As mentioned above, HTTPS means better overall security. It is not only about encryption but it also allows the websites to prove their identity and prevents third parties to tamper with the traffic. It is designed to offer confidentiality, integrity, and identity.
Another not so obvious aspect is that HTTPS is considered as a ranking signal within Google’s search algorithm:
“We’ve also seen more and more webmasters adopting HTTPS (also known as HTTP over TLS, or Transport Layer Security), on their website, which is encouraging.
For these reasons, over the past few months, we’ve been running tests taking into account whether sites use secure, encrypted connections as a signal in our search ranking algorithms. We’ve seen positive results, so we’re starting to use HTTPS as a ranking signal. For now, it’s only a very lightweight signal — affecting fewer than 1% of global queries, and carrying less weight than other signals such as high-quality content — while we give webmasters time to switch to HTTPS. But over time, we may decide to strengthen it, because we’d like to encourage all website owners to switch from HTTP to HTTPS to keep everyone safe on the web.”
This was back in 2014. Since then, several studies found that indeed Google moved along this path and HTTPS is directly correlated with higher rankings:
Unfortunately, there are several challenges when implementing HHTPS:
Let’s see how you can protect your website using HTTPS.
There are three main methods to get your website protected with HTTPS:
You will have to purchase an SSL certificate from a Certificate Authority and perform several steps like verify it through a CSR, validate it and install it on your website. We strongly advise you to backup your content and configuration before making any changes.
A traditional HTTPS certificate offers you the highest level of security, it’s fully customizable and it can be easily applied to your subdomains. There are also downsides, like the costs of the certificate and of the developers that will modify the website. We should mention also that the implementation time can be quite long.
Let’s Encrypt is a free service, designed to promote the overall web security. Let’s encrypt certificates share most of the characteristics of the traditional ones with few differences:

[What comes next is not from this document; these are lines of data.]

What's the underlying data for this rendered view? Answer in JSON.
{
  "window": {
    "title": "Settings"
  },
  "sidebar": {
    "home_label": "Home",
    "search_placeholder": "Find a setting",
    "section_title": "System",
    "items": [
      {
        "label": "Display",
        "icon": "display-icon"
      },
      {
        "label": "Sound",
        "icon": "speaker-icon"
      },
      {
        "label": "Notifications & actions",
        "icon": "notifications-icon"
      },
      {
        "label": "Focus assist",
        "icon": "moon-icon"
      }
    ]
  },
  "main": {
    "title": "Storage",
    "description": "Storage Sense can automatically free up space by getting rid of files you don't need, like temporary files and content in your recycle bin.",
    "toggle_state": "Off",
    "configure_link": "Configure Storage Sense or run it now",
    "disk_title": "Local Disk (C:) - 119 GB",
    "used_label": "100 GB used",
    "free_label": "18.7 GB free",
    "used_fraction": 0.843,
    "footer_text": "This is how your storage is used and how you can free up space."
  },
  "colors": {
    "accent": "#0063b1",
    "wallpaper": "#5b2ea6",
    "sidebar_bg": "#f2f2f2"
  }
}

It is an interesting and easy to use alternative that removes the difficulties of installing the certificate on your website. They will serve a cached copy of your website from their servers and will provide a secure connection using their SSL certificates. To make it work, you must modify your DNS as to direct the request to their IPs. Cloudflare offers several tariff plans that you can choose from, and the level of security and support you get depends on how much you pay. For basic personal pages you can use the free version, but for anything else, we advise you to go with one of the paid plans. We should note that that Cloudflare was hacked in 2017 and personal information of their customers was exposed in the process. The issues were solved and additional security measures were undertaken but we think you should be aware of it.
When it comes to the question of whether you should employ HTTPS for your website the response is simple: YES. As we have seen, it helps with your website’s overall security and it even improves your SEO ranking. If we go further into detail and ask which service is best, then the response is not so simple. It really depends on the website. For a very simple website you can choose Cloudflare but if you run an e-commerce website, for example, we strongly advise on using Let’s Encrypt or, even better, a dedicated SSL certificate.
We would like to hear back from you! If you already got your website protected with HTTPS we will be happy to find out how it works for you. If you plan to implement it in the future, we would also love to hear which implementation method will you choose.